As you would expect it is not possible for the model to capture the relationship in the data. This is where you could resort to binning the data into buckets. Effectively discretizing the predictions into squares in the input space. Or if you want more continuity you can use splines for these but looking at this set you might expect that this can be quite tricky as the pattern is dependent on both features. You can easily imagine more complex structures in more high dimensional problems.

Another approach to solve the non-linearity is to add some hidden neurons to your linear model making it a neural net. Adding 3 hidden neurons will give you the following non-linear output (left) and adding another layer and a few more neurons gives you an even more accurate solution (right).

The example images are generated here: http://playground.tensorflow.org. It's a great place to play around with neural nets and see what effects different parameters will have on the training and result.

• That playground link is amazing, thanks! Interestingly, I've read that "with enough neurons a single hidden layer should be able to model any function", yet I can see from the playground that with the spiral data (since it's limited to only 8 nodes per layer) that it cannot model it with a single layer but can with 2 hidden layers. Definitely gives me something to think about in my model. In your experience, is it better to have, for example, 1 layer with 1000 nodes, or 2 layers each with 500 nodes for modelling complex data?
– Matt
Aug 2, 2017 at 13:44
• There is no general answer to how you should design a network as it depends on the problem. However think of the number of parameters in your example. A 1000 layer single node network will have n_in*1000*n_out parameters to learn whereas the 2 layer example will have n_in*500*500*n_out parameters which is a lot more than the single layer one. More parameters will in general have more "capacity" to learn complex patterns. But a more complex model will not always give you better result as it is harder to train and have a higher risk of overfitting. Aug 3, 2017 at 14:30
• But deeper structures will in general be able to model more complex relationships since you have more nonlinear steps than in a shallower structure. If you look into Convolutional deep neural nets they generally have a lot of layers that each extract different sets of features and use the features in the previous layer to find more complex features. Eg to classify between cats and dogs the first layer extract different types of lines, the next layers combine lines into angles, the third angles into ears and eyes the last ears and eyes into cats or dogs. Somewhat simplified. Aug 3, 2017 at 14:40

There are probably no principled ways to determine when to create buckets or use the value as continuous like the 'age' feature, since the predictiveness of age in different tasks vary a lot.

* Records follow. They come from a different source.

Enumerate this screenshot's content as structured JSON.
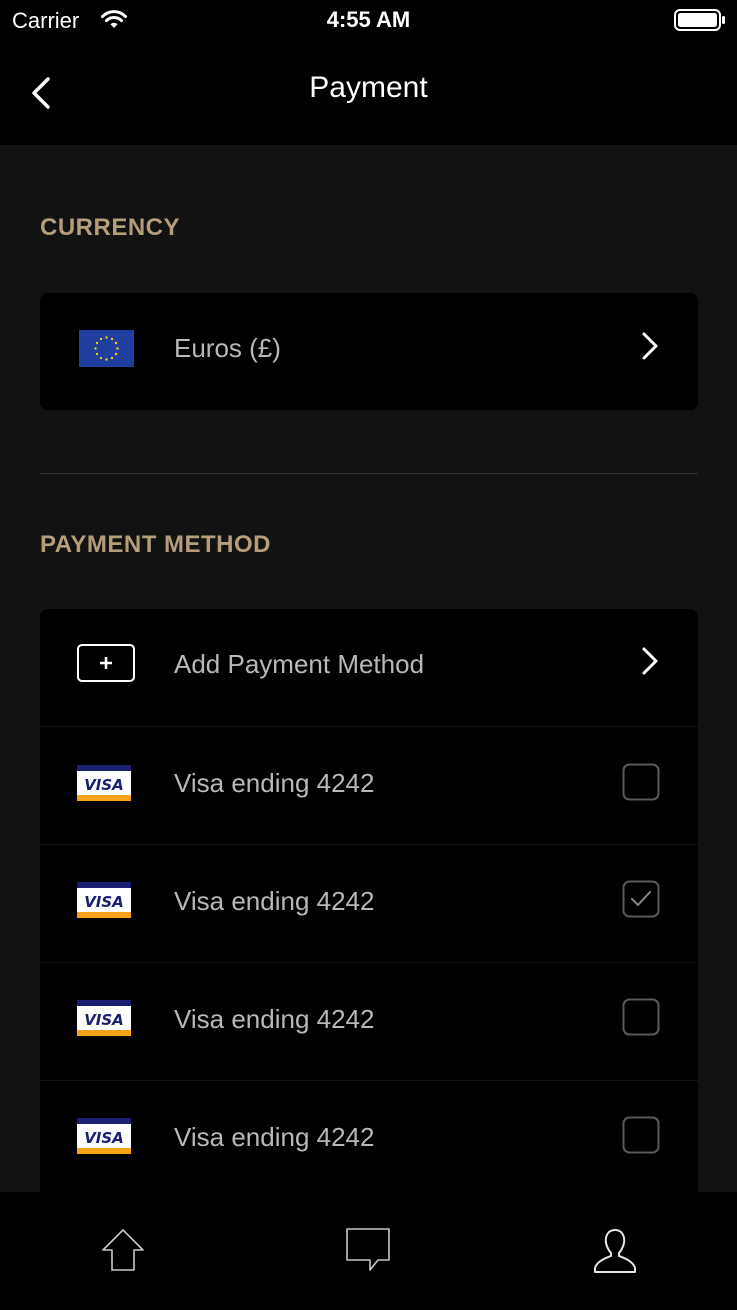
{
  "status_bar": {
    "carrier": "Carrier",
    "time": "4:55 AM"
  },
  "nav": {
    "title": "Payment",
    "back_icon": "chevron-left-icon"
  },
  "currency_section": {
    "header": "CURRENCY",
    "selected": {
      "label": "Euros (£)",
      "icon": "eu-flag-icon"
    }
  },
  "payment_section": {
    "header": "PAYMENT METHOD",
    "add_label": "Add Payment Method",
    "cards": [
      {
        "label": "Visa ending 4242",
        "brand": "VISA",
        "checked": false
      },
      {
        "label": "Visa ending 4242",
        "brand": "VISA",
        "checked": true
      },
      {
        "label": "Visa ending 4242",
        "brand": "VISA",
        "checked": false
      },
      {
        "label": "Visa ending 4242",
        "brand": "VISA",
        "checked": false
      }
    ]
  },
  "tab_bar": {
    "items": [
      "home-icon",
      "chat-icon",
      "profile-icon"
    ]
  },
  "colors": {
    "accent": "#b39d7a",
    "background": "#121212",
    "card": "#000000",
    "text_secondary": "#b8b8b8",
    "eu_blue": "#1f3fa0",
    "eu_star": "#f2d000",
    "visa_blue": "#1a1f71",
    "visa_orange": "#f7a21b"
  }
}
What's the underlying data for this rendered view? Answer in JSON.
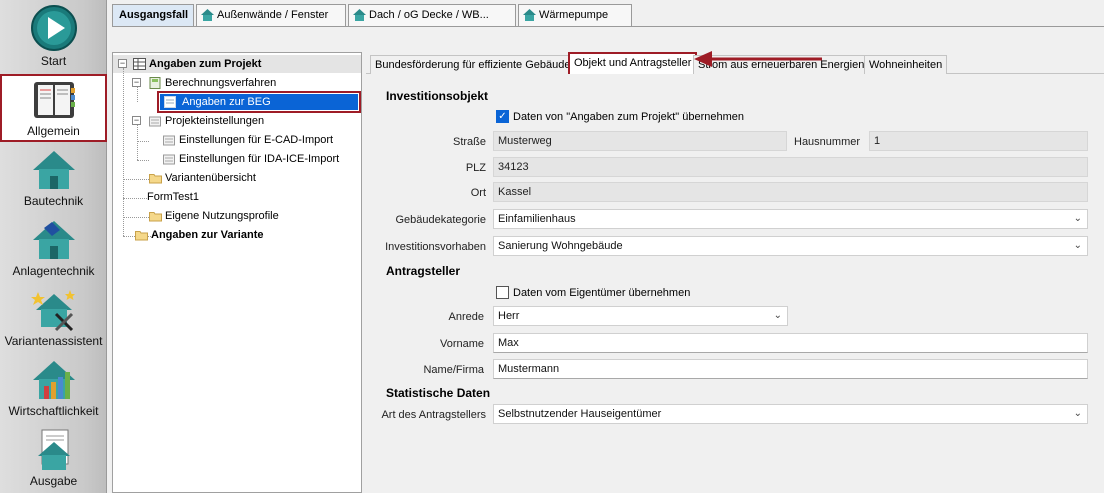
{
  "nav": {
    "start": "Start",
    "allgemein": "Allgemein",
    "bautechnik": "Bautechnik",
    "anlagentechnik": "Anlagentechnik",
    "variantenassistent": "Variantenassistent",
    "wirtschaftlichkeit": "Wirtschaftlichkeit",
    "ausgabe": "Ausgabe"
  },
  "top_tabs": {
    "t0": "Ausgangsfall",
    "t1": "Außenwände / Fenster",
    "t2": "Dach / oG Decke / WB...",
    "t3": "Wärmepumpe"
  },
  "tree": {
    "root": "Angaben zum Projekt",
    "berechnungsverfahren": "Berechnungsverfahren",
    "angaben_beg": "Angaben zur BEG",
    "projekteinstellungen": "Projekteinstellungen",
    "ecad": "Einstellungen für E-CAD-Import",
    "idaice": "Einstellungen für IDA-ICE-Import",
    "variantenuebersicht": "Variantenübersicht",
    "formtest": "FormTest1",
    "nutzungsprofile": "Eigene Nutzungsprofile",
    "variante": "Angaben zur Variante"
  },
  "form_tabs": {
    "t0": "Bundesförderung für effiziente Gebäude",
    "t1": "Objekt und Antragsteller",
    "t2": "Strom aus erneuerbaren Energien",
    "t3": "Wohneinheiten"
  },
  "form": {
    "investitionsobjekt": "Investitionsobjekt",
    "chk_projekt_label": "Daten von \"Angaben zum Projekt\" übernehmen",
    "chk_projekt_checked": true,
    "strasse_label": "Straße",
    "strasse": "Musterweg",
    "hausnummer_label": "Hausnummer",
    "hausnummer": "1",
    "plz_label": "PLZ",
    "plz": "34123",
    "ort_label": "Ort",
    "ort": "Kassel",
    "gebaeudekategorie_label": "Gebäudekategorie",
    "gebaeudekategorie": "Einfamilienhaus",
    "investitionsvorhaben_label": "Investitionsvorhaben",
    "investitionsvorhaben": "Sanierung Wohngebäude",
    "antragsteller": "Antragsteller",
    "chk_eigentuemer_label": "Daten vom Eigentümer übernehmen",
    "chk_eigentuemer_checked": false,
    "anrede_label": "Anrede",
    "anrede": "Herr",
    "vorname_label": "Vorname",
    "vorname": "Max",
    "name_label": "Name/Firma",
    "name": "Mustermann",
    "statistische_daten": "Statistische Daten",
    "art_label": "Art des Antragstellers",
    "art": "Selbstnutzender Hauseigentümer"
  },
  "colors": {
    "highlight_red": "#9e1c26",
    "selection_blue": "#0a64d6"
  }
}
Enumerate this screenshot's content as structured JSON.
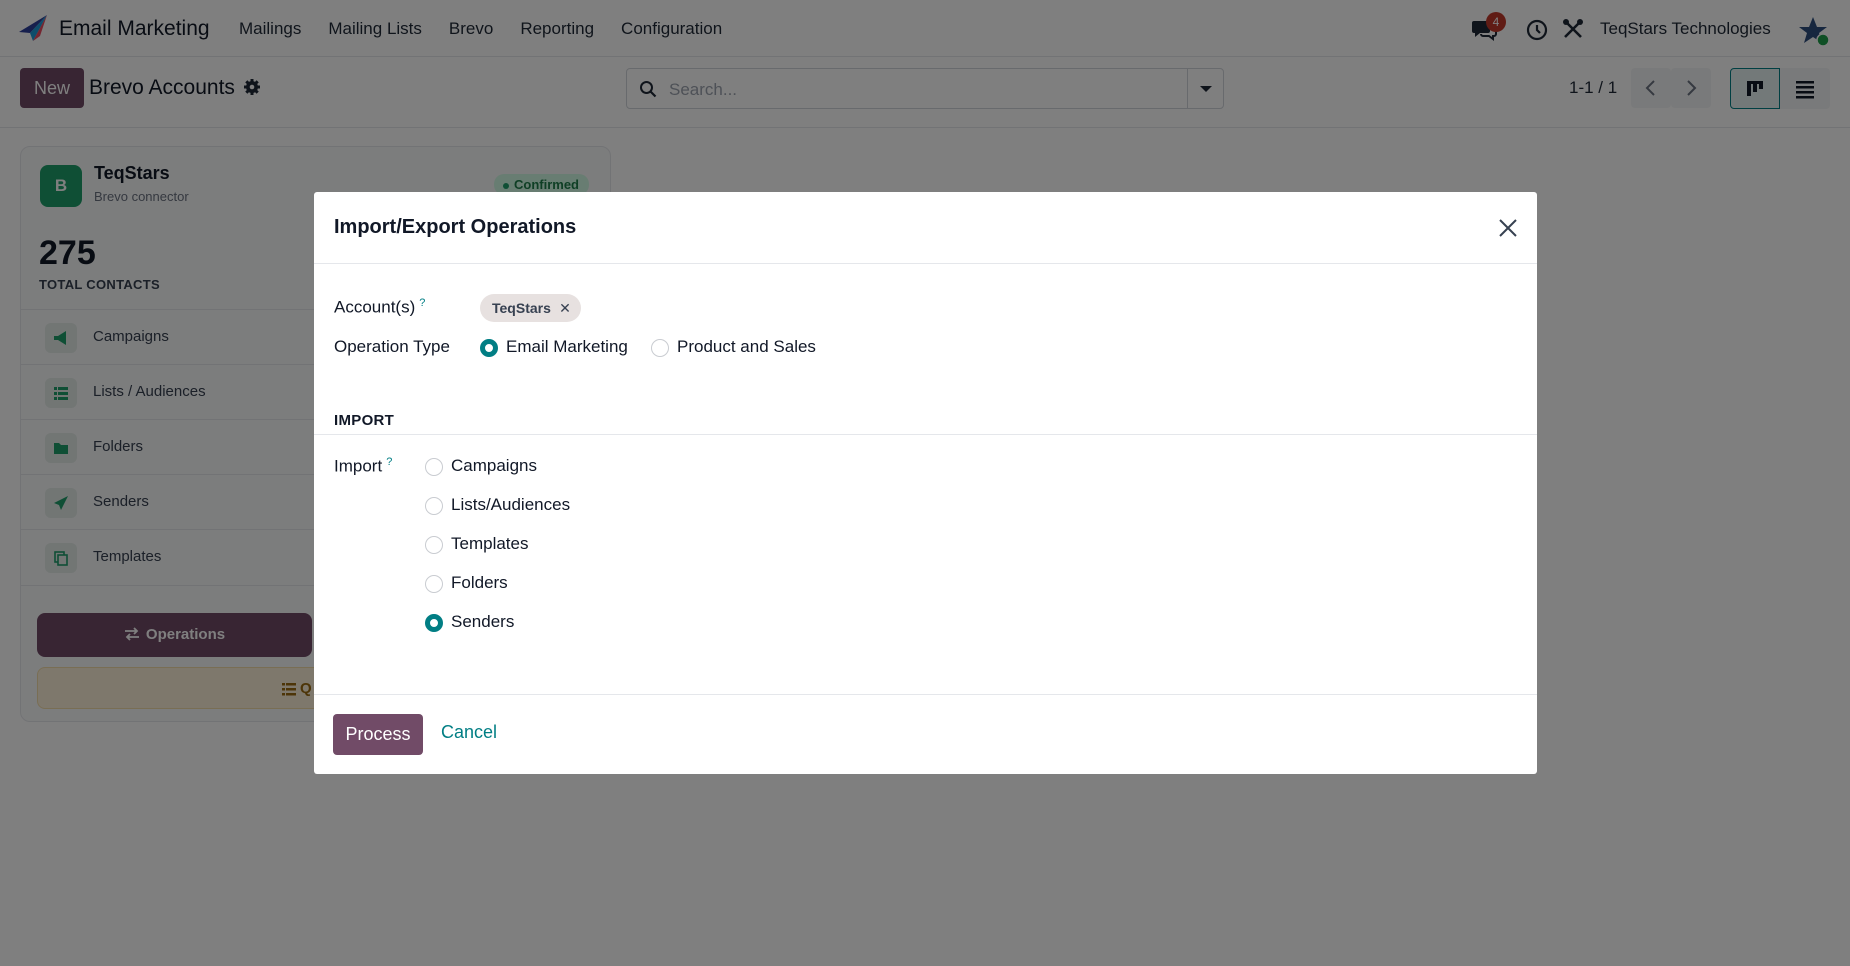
{
  "navbar": {
    "app_name": "Email Marketing",
    "menu": [
      "Mailings",
      "Mailing Lists",
      "Brevo",
      "Reporting",
      "Configuration"
    ],
    "notification_count": "4",
    "company": "TeqStars Technologies"
  },
  "control_panel": {
    "new_label": "New",
    "title": "Brevo Accounts",
    "search_placeholder": "Search...",
    "pager": "1-1 / 1"
  },
  "card": {
    "avatar_letter": "B",
    "name": "TeqStars",
    "subtitle": "Brevo connector",
    "status": "Confirmed",
    "count": "275",
    "count_label": "TOTAL CONTACTS",
    "items": [
      "Campaigns",
      "Lists / Audiences",
      "Folders",
      "Senders",
      "Templates"
    ],
    "operations_label": "Operations",
    "queue_label_partial": "Q"
  },
  "dialog": {
    "title": "Import/Export Operations",
    "accounts_label": "Account(s)",
    "accounts_help": "?",
    "account_tag": "TeqStars",
    "operation_type_label": "Operation Type",
    "operation_types": [
      {
        "label": "Email Marketing",
        "selected": true
      },
      {
        "label": "Product and Sales",
        "selected": false
      }
    ],
    "section_title": "IMPORT",
    "import_label": "Import",
    "import_help": "?",
    "import_options": [
      {
        "label": "Campaigns",
        "selected": false
      },
      {
        "label": "Lists/Audiences",
        "selected": false
      },
      {
        "label": "Templates",
        "selected": false
      },
      {
        "label": "Folders",
        "selected": false
      },
      {
        "label": "Senders",
        "selected": true
      }
    ],
    "process_label": "Process",
    "cancel_label": "Cancel"
  },
  "colors": {
    "brand": "#714b67",
    "accent": "#017e84",
    "badge": "#c0392b"
  }
}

Trial and error is always good if having enough time and computation resources. If not, manually decide how many buckets to create or how many ways of bucket creation to experiment based on intuition is usually good-performing if confident that the bucket creation well reflects experience and knowledge regarding this feature.

• Thanks for your input. So in my case in this hypothetical scenario, if I know absolutely nothing about house prices or the age of houses, is there no algorithm/process similar to PCA that would help me decide what to do?
– Matt
Jul 25, 2017 at 10:54
• Sorry Tom, could you clarify your last comment? I didn't quite understand
– Matt
Jul 25, 2017 at 11:07
• Sorry I accidentally added comment and cannot delete. PCA always helps by creating many buckets and then use PCA to reduce dimensions. However, this slows computation and may not perform as well compared to certain ways to bucket creation depending on tasks.
– Tom
Jul 25, 2017 at 11:09
• The predictiveness of age, size, etc., is totally different depending on tasks. But for tasks like image processing, natural language processing, etc., intuitively there some generalizable features in different tasks, and researchers design technologies to learn more universal features in unsupervised approaches; these features can be initial features in different tasks.
– Tom
Jul 25, 2017 at 11:13